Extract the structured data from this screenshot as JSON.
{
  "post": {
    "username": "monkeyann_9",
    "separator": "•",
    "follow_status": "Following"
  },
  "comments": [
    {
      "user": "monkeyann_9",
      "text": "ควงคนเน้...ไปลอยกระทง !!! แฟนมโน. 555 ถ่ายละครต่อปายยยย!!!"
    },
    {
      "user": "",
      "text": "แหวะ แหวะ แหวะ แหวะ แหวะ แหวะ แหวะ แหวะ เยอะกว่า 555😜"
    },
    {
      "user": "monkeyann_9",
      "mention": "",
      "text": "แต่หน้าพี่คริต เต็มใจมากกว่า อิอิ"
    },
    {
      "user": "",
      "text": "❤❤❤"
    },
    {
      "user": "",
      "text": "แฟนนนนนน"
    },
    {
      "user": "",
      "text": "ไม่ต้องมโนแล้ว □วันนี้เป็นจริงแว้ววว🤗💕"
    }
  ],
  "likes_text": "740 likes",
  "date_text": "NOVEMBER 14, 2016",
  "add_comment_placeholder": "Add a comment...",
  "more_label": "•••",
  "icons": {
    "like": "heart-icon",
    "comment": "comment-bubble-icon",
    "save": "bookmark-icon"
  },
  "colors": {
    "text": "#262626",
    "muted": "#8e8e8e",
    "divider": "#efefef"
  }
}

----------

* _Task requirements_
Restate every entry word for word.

* _Response to this exercise_
Extract the structured data from this screenshot as JSON.
{
  "post": {
    "username": "monkeyann_9",
    "separator": "•",
    "follow_status": "Following"
  },
  "comments": [
    {
      "user": "monkeyann_9",
      "text": "ควงคนเน้...ไปลอยกระทง !!! แฟนมโน. 555 ถ่ายละครต่อปายยยย!!!"
    },
    {
      "user": "",
      "text": "แหวะ แหวะ แหวะ แหวะ แหวะ แหวะ แหวะ แหวะ เยอะกว่า 555😜"
    },
    {
      "user": "monkeyann_9",
      "mention": "",
      "text": "แต่หน้าพี่คริต เต็มใจมากกว่า อิอิ"
    },
    {
      "user": "",
      "text": "❤❤❤"
    },
    {
      "user": "",
      "text": "แฟนนนนนน"
    },
    {
      "user": "",
      "text": "ไม่ต้องมโนแล้ว □วันนี้เป็นจริงแว้ววว🤗💕"
    }
  ],
  "likes_text": "740 likes",
  "date_text": "NOVEMBER 14, 2016",
  "add_comment_placeholder": "Add a comment...",
  "more_label": "•••",
  "icons": {
    "like": "heart-icon",
    "comment": "comment-bubble-icon",
    "save": "bookmark-icon"
  },
  "colors": {
    "text": "#262626",
    "muted": "#8e8e8e",
    "divider": "#efefef"
  }
}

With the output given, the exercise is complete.